YOUR GOAL: Please write out the data that follows, word for word.

Component data from apps and pages:
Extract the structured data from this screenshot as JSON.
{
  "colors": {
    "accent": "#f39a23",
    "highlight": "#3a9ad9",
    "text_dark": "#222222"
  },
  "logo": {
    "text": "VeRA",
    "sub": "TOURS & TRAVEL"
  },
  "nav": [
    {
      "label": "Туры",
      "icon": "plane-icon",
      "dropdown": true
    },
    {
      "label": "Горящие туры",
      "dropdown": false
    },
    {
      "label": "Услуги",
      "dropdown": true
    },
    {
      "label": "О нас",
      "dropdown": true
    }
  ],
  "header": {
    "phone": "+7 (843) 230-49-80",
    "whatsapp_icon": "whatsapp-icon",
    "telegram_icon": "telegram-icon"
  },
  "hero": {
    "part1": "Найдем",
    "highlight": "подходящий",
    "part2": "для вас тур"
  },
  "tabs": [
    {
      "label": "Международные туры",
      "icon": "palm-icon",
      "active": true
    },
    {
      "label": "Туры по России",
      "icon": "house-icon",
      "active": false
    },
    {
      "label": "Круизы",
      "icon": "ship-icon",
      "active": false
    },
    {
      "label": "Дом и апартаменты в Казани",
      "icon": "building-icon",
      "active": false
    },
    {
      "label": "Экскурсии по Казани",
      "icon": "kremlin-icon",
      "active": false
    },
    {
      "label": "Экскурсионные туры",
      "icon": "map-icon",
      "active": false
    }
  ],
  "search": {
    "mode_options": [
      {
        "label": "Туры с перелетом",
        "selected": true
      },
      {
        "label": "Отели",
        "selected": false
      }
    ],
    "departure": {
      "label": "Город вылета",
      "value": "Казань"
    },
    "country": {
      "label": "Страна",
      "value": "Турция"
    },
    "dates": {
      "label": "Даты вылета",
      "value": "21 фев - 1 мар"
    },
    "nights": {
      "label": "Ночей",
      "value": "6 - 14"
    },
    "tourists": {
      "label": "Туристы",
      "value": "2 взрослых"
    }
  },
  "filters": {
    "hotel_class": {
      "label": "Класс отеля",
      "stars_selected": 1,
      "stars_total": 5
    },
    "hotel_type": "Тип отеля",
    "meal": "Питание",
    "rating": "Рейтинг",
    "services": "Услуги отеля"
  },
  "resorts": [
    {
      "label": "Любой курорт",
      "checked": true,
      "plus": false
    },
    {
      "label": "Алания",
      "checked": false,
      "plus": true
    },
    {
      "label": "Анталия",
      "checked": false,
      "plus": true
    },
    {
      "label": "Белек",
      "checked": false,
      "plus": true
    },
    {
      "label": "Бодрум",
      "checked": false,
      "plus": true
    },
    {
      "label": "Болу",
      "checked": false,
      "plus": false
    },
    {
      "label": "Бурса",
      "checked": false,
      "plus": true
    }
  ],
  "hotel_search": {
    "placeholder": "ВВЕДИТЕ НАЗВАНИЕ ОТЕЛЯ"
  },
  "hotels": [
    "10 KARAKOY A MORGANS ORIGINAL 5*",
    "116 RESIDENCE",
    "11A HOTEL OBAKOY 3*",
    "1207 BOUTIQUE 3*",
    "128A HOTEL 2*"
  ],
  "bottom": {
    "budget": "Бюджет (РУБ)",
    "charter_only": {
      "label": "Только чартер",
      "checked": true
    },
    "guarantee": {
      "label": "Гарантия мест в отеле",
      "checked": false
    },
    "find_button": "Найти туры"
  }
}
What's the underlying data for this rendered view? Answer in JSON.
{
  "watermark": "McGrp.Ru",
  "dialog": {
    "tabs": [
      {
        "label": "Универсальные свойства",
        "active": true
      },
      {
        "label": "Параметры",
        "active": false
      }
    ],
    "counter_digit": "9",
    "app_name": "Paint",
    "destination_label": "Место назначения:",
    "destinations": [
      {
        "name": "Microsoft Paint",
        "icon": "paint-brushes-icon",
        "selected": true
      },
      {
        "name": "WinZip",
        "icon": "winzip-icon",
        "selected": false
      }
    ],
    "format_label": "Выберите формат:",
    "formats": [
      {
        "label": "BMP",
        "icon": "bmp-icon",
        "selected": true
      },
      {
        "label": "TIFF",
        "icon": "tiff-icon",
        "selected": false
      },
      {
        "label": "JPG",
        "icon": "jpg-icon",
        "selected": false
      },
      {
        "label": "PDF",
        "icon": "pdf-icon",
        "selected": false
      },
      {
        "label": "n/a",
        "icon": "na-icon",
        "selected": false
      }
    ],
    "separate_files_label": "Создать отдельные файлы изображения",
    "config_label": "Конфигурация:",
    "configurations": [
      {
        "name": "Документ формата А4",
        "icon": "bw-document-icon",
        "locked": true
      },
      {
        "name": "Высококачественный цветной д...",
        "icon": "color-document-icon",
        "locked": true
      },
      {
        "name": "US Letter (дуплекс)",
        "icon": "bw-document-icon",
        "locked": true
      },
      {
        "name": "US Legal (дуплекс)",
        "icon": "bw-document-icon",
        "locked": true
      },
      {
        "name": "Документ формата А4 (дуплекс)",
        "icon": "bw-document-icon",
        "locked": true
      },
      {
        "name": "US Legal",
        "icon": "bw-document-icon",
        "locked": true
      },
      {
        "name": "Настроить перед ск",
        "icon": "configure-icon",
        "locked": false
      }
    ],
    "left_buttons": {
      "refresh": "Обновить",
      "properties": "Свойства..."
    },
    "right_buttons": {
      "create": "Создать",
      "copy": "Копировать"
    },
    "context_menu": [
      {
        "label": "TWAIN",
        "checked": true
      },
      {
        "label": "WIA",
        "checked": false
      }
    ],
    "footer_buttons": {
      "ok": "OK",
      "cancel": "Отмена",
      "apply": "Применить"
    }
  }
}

RESPONSE:
Extract the structured data from this screenshot as JSON.
{
  "colors": {
    "accent": "#f39a23",
    "highlight": "#3a9ad9",
    "text_dark": "#222222"
  },
  "logo": {
    "text": "VeRA",
    "sub": "TOURS & TRAVEL"
  },
  "nav": [
    {
      "label": "Туры",
      "icon": "plane-icon",
      "dropdown": true
    },
    {
      "label": "Горящие туры",
      "dropdown": false
    },
    {
      "label": "Услуги",
      "dropdown": true
    },
    {
      "label": "О нас",
      "dropdown": true
    }
  ],
  "header": {
    "phone": "+7 (843) 230-49-80",
    "whatsapp_icon": "whatsapp-icon",
    "telegram_icon": "telegram-icon"
  },
  "hero": {
    "part1": "Найдем",
    "highlight": "подходящий",
    "part2": "для вас тур"
  },
  "tabs": [
    {
      "label": "Международные туры",
      "icon": "palm-icon",
      "active": true
    },
    {
      "label": "Туры по России",
      "icon": "house-icon",
      "active": false
    },
    {
      "label": "Круизы",
      "icon": "ship-icon",
      "active": false
    },
    {
      "label": "Дом и апартаменты в Казани",
      "icon": "building-icon",
      "active": false
    },
    {
      "label": "Экскурсии по Казани",
      "icon": "kremlin-icon",
      "active": false
    },
    {
      "label": "Экскурсионные туры",
      "icon": "map-icon",
      "active": false
    }
  ],
  "search": {
    "mode_options": [
      {
        "label": "Туры с перелетом",
        "selected": true
      },
      {
        "label": "Отели",
        "selected": false
      }
    ],
    "departure": {
      "label": "Город вылета",
      "value": "Казань"
    },
    "country": {
      "label": "Страна",
      "value": "Турция"
    },
    "dates": {
      "label": "Даты вылета",
      "value": "21 фев - 1 мар"
    },
    "nights": {
      "label": "Ночей",
      "value": "6 - 14"
    },
    "tourists": {
      "label": "Туристы",
      "value": "2 взрослых"
    }
  },
  "filters": {
    "hotel_class": {
      "label": "Класс отеля",
      "stars_selected": 1,
      "stars_total": 5
    },
    "hotel_type": "Тип отеля",
    "meal": "Питание",
    "rating": "Рейтинг",
    "services": "Услуги отеля"
  },
  "resorts": [
    {
      "label": "Любой курорт",
      "checked": true,
      "plus": false
    },
    {
      "label": "Алания",
      "checked": false,
      "plus": true
    },
    {
      "label": "Анталия",
      "checked": false,
      "plus": true
    },
    {
      "label": "Белек",
      "checked": false,
      "plus": true
    },
    {
      "label": "Бодрум",
      "checked": false,
      "plus": true
    },
    {
      "label": "Болу",
      "checked": false,
      "plus": false
    },
    {
      "label": "Бурса",
      "checked": false,
      "plus": true
    }
  ],
  "hotel_search": {
    "placeholder": "ВВЕДИТЕ НАЗВАНИЕ ОТЕЛЯ"
  },
  "hotels": [
    "10 KARAKOY A MORGANS ORIGINAL 5*",
    "116 RESIDENCE",
    "11A HOTEL OBAKOY 3*",
    "1207 BOUTIQUE 3*",
    "128A HOTEL 2*"
  ],
  "bottom": {
    "budget": "Бюджет (РУБ)",
    "charter_only": {
      "label": "Только чартер",
      "checked": true
    },
    "guarantee": {
      "label": "Гарантия мест в отеле",
      "checked": false
    },
    "find_button": "Найти туры"
  }
}
What's the underlying data for this rendered view? Answer in JSON.
{
  "watermark": "McGrp.Ru",
  "dialog": {
    "tabs": [
      {
        "label": "Универсальные свойства",
        "active": true
      },
      {
        "label": "Параметры",
        "active": false
      }
    ],
    "counter_digit": "9",
    "app_name": "Paint",
    "destination_label": "Место назначения:",
    "destinations": [
      {
        "name": "Microsoft Paint",
        "icon": "paint-brushes-icon",
        "selected": true
      },
      {
        "name": "WinZip",
        "icon": "winzip-icon",
        "selected": false
      }
    ],
    "format_label": "Выберите формат:",
    "formats": [
      {
        "label": "BMP",
        "icon": "bmp-icon",
        "selected": true
      },
      {
        "label": "TIFF",
        "icon": "tiff-icon",
        "selected": false
      },
      {
        "label": "JPG",
        "icon": "jpg-icon",
        "selected": false
      },
      {
        "label": "PDF",
        "icon": "pdf-icon",
        "selected": false
      },
      {
        "label": "n/a",
        "icon": "na-icon",
        "selected": false
      }
    ],
    "separate_files_label": "Создать отдельные файлы изображения",
    "config_label": "Конфигурация:",
    "configurations": [
      {
        "name": "Документ формата А4",
        "icon": "bw-document-icon",
        "locked": true
      },
      {
        "name": "Высококачественный цветной д...",
        "icon": "color-document-icon",
        "locked": true
      },
      {
        "name": "US Letter (дуплекс)",
        "icon": "bw-document-icon",
        "locked": true
      },
      {
        "name": "US Legal (дуплекс)",
        "icon": "bw-document-icon",
        "locked": true
      },
      {
        "name": "Документ формата А4 (дуплекс)",
        "icon": "bw-document-icon",
        "locked": true
      },
      {
        "name": "US Legal",
        "icon": "bw-document-icon",
        "locked": true
      },
      {
        "name": "Настроить перед ск",
        "icon": "configure-icon",
        "locked": false
      }
    ],
    "left_buttons": {
      "refresh": "Обновить",
      "properties": "Свойства..."
    },
    "right_buttons": {
      "create": "Создать",
      "copy": "Копировать"
    },
    "context_menu": [
      {
        "label": "TWAIN",
        "checked": true
      },
      {
        "label": "WIA",
        "checked": false
      }
    ],
    "footer_buttons": {
      "ok": "OK",
      "cancel": "Отмена",
      "apply": "Применить"
    }
  }
}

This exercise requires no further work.